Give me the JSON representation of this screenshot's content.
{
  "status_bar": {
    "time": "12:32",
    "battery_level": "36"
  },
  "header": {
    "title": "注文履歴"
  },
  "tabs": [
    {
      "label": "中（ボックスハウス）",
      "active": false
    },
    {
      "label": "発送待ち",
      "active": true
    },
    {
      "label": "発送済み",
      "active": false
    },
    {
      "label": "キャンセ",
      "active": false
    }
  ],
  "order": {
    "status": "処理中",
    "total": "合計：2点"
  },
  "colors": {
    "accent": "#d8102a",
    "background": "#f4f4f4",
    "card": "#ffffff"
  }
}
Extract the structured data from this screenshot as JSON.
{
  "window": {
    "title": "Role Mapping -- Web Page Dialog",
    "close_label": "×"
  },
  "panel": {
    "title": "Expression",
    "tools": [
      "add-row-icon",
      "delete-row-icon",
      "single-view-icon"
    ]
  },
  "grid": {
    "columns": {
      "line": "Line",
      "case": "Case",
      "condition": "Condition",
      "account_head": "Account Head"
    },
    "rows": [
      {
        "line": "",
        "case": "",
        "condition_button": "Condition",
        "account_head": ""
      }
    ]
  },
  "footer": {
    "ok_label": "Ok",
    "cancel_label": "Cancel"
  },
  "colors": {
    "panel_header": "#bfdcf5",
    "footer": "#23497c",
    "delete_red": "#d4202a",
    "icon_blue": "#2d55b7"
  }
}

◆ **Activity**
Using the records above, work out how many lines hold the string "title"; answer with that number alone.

◆ **Solved exercise**
3